"You've no business buying a mare like that, but buy her if you must."
He bit the end off his cigar and spat it in the dust.
"She's old, she's lame, and barren too; she's not worth feeding hay,
But I'll give her this:"—he blew smoke at me—"She was something in her day.
"I recall her well ten years ago; she was a winner in her prime.
She was fast and lean and willing, but they raced her past her time,
And though she had the heart, her legs were gone, and it wasn't see hard to see
They kept her at it in the hopes of one more small victory.
"So she was shunted round from track to track, from Kentucky up to Maine.
They'd run her in cheap claimers, all doped up to mask her pain,
And if it's my advice you want, I'd say: The poor thing's had her day.
You'd be throwing good cash after bad. It's best—." He turned away.
Oh, they led her round the auction shed and bidding started low.
"She'll go for dog-food," someone said. "The market's been that slow."
But she raised her head and pricked her ears, and before the hammer fell,
She's was mine.
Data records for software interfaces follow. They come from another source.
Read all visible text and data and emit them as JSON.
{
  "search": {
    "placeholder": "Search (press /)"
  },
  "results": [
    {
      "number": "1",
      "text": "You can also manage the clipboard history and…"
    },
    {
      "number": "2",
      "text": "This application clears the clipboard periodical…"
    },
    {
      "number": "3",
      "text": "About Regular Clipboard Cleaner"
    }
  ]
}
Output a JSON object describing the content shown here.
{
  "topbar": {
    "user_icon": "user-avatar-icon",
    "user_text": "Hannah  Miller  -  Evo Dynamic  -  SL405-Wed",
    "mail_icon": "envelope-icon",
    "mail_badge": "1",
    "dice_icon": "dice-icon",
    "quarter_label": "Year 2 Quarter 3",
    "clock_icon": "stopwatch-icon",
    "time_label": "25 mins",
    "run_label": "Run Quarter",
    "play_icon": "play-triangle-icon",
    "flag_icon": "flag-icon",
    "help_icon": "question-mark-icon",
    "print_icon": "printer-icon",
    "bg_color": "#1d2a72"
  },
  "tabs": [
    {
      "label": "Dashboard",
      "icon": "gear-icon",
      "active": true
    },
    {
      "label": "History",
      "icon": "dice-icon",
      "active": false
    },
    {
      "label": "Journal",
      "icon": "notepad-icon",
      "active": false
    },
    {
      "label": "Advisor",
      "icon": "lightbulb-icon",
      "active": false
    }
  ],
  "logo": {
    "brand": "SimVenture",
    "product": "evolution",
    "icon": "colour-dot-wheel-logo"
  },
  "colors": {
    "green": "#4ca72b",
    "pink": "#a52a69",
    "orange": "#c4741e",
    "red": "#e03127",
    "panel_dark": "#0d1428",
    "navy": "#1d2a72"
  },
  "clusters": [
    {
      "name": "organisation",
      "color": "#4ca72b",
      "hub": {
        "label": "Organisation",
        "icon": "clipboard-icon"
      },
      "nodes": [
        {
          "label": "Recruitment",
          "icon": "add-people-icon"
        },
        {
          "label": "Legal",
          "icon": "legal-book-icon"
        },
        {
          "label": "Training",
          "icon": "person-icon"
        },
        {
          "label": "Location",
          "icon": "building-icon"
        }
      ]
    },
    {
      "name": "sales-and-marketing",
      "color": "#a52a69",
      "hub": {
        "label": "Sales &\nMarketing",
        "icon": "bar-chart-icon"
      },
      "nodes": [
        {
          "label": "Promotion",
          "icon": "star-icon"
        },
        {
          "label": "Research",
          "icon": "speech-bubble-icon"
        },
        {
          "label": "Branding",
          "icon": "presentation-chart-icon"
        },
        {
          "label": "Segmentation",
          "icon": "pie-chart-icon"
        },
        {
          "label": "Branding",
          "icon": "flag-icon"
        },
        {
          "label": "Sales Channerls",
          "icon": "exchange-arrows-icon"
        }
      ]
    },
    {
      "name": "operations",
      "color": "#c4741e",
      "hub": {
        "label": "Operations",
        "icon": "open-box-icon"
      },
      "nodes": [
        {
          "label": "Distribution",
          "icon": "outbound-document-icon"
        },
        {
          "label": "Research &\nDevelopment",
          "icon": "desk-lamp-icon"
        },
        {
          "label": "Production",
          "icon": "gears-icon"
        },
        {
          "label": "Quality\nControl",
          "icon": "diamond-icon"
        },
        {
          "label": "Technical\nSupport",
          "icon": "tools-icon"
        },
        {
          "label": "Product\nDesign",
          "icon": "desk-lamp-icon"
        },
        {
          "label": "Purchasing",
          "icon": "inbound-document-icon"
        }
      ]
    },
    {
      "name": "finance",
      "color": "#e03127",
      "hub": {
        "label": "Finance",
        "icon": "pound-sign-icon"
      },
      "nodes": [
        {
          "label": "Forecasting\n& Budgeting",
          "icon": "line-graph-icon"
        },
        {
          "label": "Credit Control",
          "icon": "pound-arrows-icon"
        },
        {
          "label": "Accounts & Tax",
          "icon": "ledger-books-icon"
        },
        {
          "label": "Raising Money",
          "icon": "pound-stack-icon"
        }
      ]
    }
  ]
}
My friend turned round to me: "You're soft-headed, I can tell."
"But she's been shoved from pillar to post," said I, "and always done her best.
They used her up; they wrung her dry; you'd think she'd earned her rest,
So if she does naught but end her days beneath some shady tree,
I'll have saved her from the knacker's yard, and that's enough for me."
Oh, that was near two years ago; she's filled out some since then,
The more so since she's been in foal; she eats enough for ten,
And this morn as I crept to the barn around 'bout half-past three,
There stood nursing on still trembling legs one more "small victory".